*WORK REQUIRED:*
Copy the entries below word for word, minus the pictures.
------
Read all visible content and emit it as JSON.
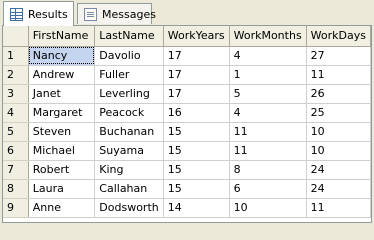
{
  "tabs": [
    {
      "label": "Results",
      "icon": "results-grid-icon",
      "active": true
    },
    {
      "label": "Messages",
      "icon": "messages-icon",
      "active": false
    }
  ],
  "grid": {
    "columns": [
      "FirstName",
      "LastName",
      "WorkYears",
      "WorkMonths",
      "WorkDays"
    ],
    "rows": [
      {
        "num": "1",
        "cells": [
          "Nancy",
          "Davolio",
          "17",
          "4",
          "27"
        ]
      },
      {
        "num": "2",
        "cells": [
          "Andrew",
          "Fuller",
          "17",
          "1",
          "11"
        ]
      },
      {
        "num": "3",
        "cells": [
          "Janet",
          "Leverling",
          "17",
          "5",
          "26"
        ]
      },
      {
        "num": "4",
        "cells": [
          "Margaret",
          "Peacock",
          "16",
          "4",
          "25"
        ]
      },
      {
        "num": "5",
        "cells": [
          "Steven",
          "Buchanan",
          "15",
          "11",
          "10"
        ]
      },
      {
        "num": "6",
        "cells": [
          "Michael",
          "Suyama",
          "15",
          "11",
          "10"
        ]
      },
      {
        "num": "7",
        "cells": [
          "Robert",
          "King",
          "15",
          "8",
          "24"
        ]
      },
      {
        "num": "8",
        "cells": [
          "Laura",
          "Callahan",
          "15",
          "6",
          "24"
        ]
      },
      {
        "num": "9",
        "cells": [
          "Anne",
          "Dodsworth",
          "14",
          "10",
          "11"
        ]
      }
    ],
    "selected_cell": "Nancy"
  }
}
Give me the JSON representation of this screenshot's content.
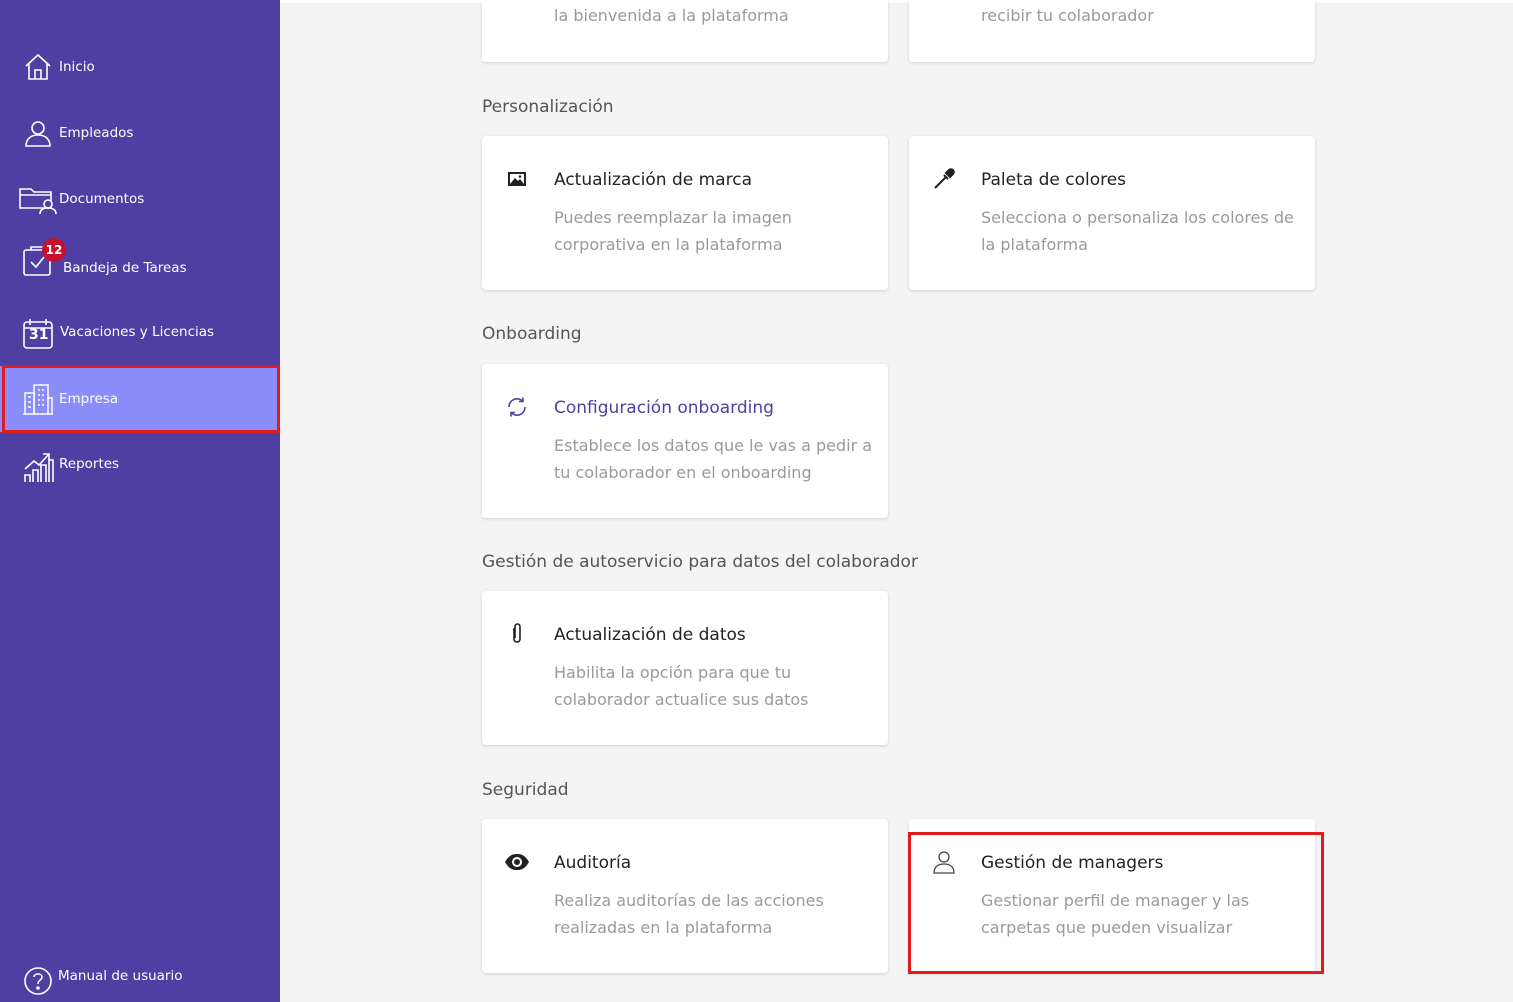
{
  "sidebar": {
    "items": [
      {
        "label": "Inicio",
        "icon": "home-icon"
      },
      {
        "label": "Empleados",
        "icon": "user-icon"
      },
      {
        "label": "Documentos",
        "icon": "folder-user-icon"
      },
      {
        "label": "Bandeja de Tareas",
        "icon": "task-clipboard-icon",
        "badge": "12"
      },
      {
        "label": "Vacaciones y Licencias",
        "icon": "calendar-icon",
        "calendar_day": "31"
      },
      {
        "label": "Empresa",
        "icon": "building-icon",
        "active": true
      },
      {
        "label": "Reportes",
        "icon": "chart-growth-icon"
      }
    ],
    "help": {
      "label": "Manual de usuario",
      "icon": "help-circle-icon"
    }
  },
  "main": {
    "top_cards": [
      {
        "description": "la bienvenida a la plataforma"
      },
      {
        "description": "recibir tu colaborador"
      }
    ],
    "sections": [
      {
        "title": "Personalización",
        "cards": [
          {
            "title": "Actualización de marca",
            "description": "Puedes reemplazar la imagen corporativa en la plataforma",
            "icon": "image-icon"
          },
          {
            "title": "Paleta de colores",
            "description": "Selecciona o personaliza los colores de la plataforma",
            "icon": "eyedropper-icon"
          }
        ]
      },
      {
        "title": "Onboarding",
        "cards": [
          {
            "title": "Configuración onboarding",
            "description": "Establece los datos que le vas a pedir a tu colaborador en el onboarding",
            "icon": "refresh-icon"
          }
        ]
      },
      {
        "title": "Gestión de autoservicio para datos del colaborador",
        "cards": [
          {
            "title": "Actualización de datos",
            "description": "Habilita la opción para que tu colaborador actualice sus datos",
            "icon": "paperclip-icon"
          }
        ]
      },
      {
        "title": "Seguridad",
        "cards": [
          {
            "title": "Auditoría",
            "description": "Realiza auditorías de las acciones realizadas en la plataforma",
            "icon": "eye-icon"
          },
          {
            "title": "Gestión de managers",
            "description": "Gestionar perfil de manager y las carpetas que pueden visualizar",
            "icon": "person-outline-icon"
          }
        ]
      }
    ]
  },
  "colors": {
    "sidebar_bg": "#4f3fa3",
    "sidebar_active": "#8b8dfb",
    "badge": "#c8102e",
    "highlight_outline": "#e01b1b",
    "accent_text": "#4f3fa3"
  }
}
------
*SOLUTION BELOW:*
Read all visible content and emit it as JSON.
{
  "tabs": [
    {
      "label": "Results",
      "icon": "results-grid-icon",
      "active": true
    },
    {
      "label": "Messages",
      "icon": "messages-icon",
      "active": false
    }
  ],
  "grid": {
    "columns": [
      "FirstName",
      "LastName",
      "WorkYears",
      "WorkMonths",
      "WorkDays"
    ],
    "rows": [
      {
        "num": "1",
        "cells": [
          "Nancy",
          "Davolio",
          "17",
          "4",
          "27"
        ]
      },
      {
        "num": "2",
        "cells": [
          "Andrew",
          "Fuller",
          "17",
          "1",
          "11"
        ]
      },
      {
        "num": "3",
        "cells": [
          "Janet",
          "Leverling",
          "17",
          "5",
          "26"
        ]
      },
      {
        "num": "4",
        "cells": [
          "Margaret",
          "Peacock",
          "16",
          "4",
          "25"
        ]
      },
      {
        "num": "5",
        "cells": [
          "Steven",
          "Buchanan",
          "15",
          "11",
          "10"
        ]
      },
      {
        "num": "6",
        "cells": [
          "Michael",
          "Suyama",
          "15",
          "11",
          "10"
        ]
      },
      {
        "num": "7",
        "cells": [
          "Robert",
          "King",
          "15",
          "8",
          "24"
        ]
      },
      {
        "num": "8",
        "cells": [
          "Laura",
          "Callahan",
          "15",
          "6",
          "24"
        ]
      },
      {
        "num": "9",
        "cells": [
          "Anne",
          "Dodsworth",
          "14",
          "10",
          "11"
        ]
      }
    ],
    "selected_cell": "Nancy"
  }
}
Give me the JSON representation of this screenshot's content.
{
  "sidebar": {
    "items": [
      {
        "label": "Inicio",
        "icon": "home-icon"
      },
      {
        "label": "Empleados",
        "icon": "user-icon"
      },
      {
        "label": "Documentos",
        "icon": "folder-user-icon"
      },
      {
        "label": "Bandeja de Tareas",
        "icon": "task-clipboard-icon",
        "badge": "12"
      },
      {
        "label": "Vacaciones y Licencias",
        "icon": "calendar-icon",
        "calendar_day": "31"
      },
      {
        "label": "Empresa",
        "icon": "building-icon",
        "active": true
      },
      {
        "label": "Reportes",
        "icon": "chart-growth-icon"
      }
    ],
    "help": {
      "label": "Manual de usuario",
      "icon": "help-circle-icon"
    }
  },
  "main": {
    "top_cards": [
      {
        "description": "la bienvenida a la plataforma"
      },
      {
        "description": "recibir tu colaborador"
      }
    ],
    "sections": [
      {
        "title": "Personalización",
        "cards": [
          {
            "title": "Actualización de marca",
            "description": "Puedes reemplazar la imagen corporativa en la plataforma",
            "icon": "image-icon"
          },
          {
            "title": "Paleta de colores",
            "description": "Selecciona o personaliza los colores de la plataforma",
            "icon": "eyedropper-icon"
          }
        ]
      },
      {
        "title": "Onboarding",
        "cards": [
          {
            "title": "Configuración onboarding",
            "description": "Establece los datos que le vas a pedir a tu colaborador en el onboarding",
            "icon": "refresh-icon"
          }
        ]
      },
      {
        "title": "Gestión de autoservicio para datos del colaborador",
        "cards": [
          {
            "title": "Actualización de datos",
            "description": "Habilita la opción para que tu colaborador actualice sus datos",
            "icon": "paperclip-icon"
          }
        ]
      },
      {
        "title": "Seguridad",
        "cards": [
          {
            "title": "Auditoría",
            "description": "Realiza auditorías de las acciones realizadas en la plataforma",
            "icon": "eye-icon"
          },
          {
            "title": "Gestión de managers",
            "description": "Gestionar perfil de manager y las carpetas que pueden visualizar",
            "icon": "person-outline-icon"
          }
        ]
      }
    ]
  },
  "colors": {
    "sidebar_bg": "#4f3fa3",
    "sidebar_active": "#8b8dfb",
    "badge": "#c8102e",
    "highlight_outline": "#e01b1b",
    "accent_text": "#4f3fa3"
  }
}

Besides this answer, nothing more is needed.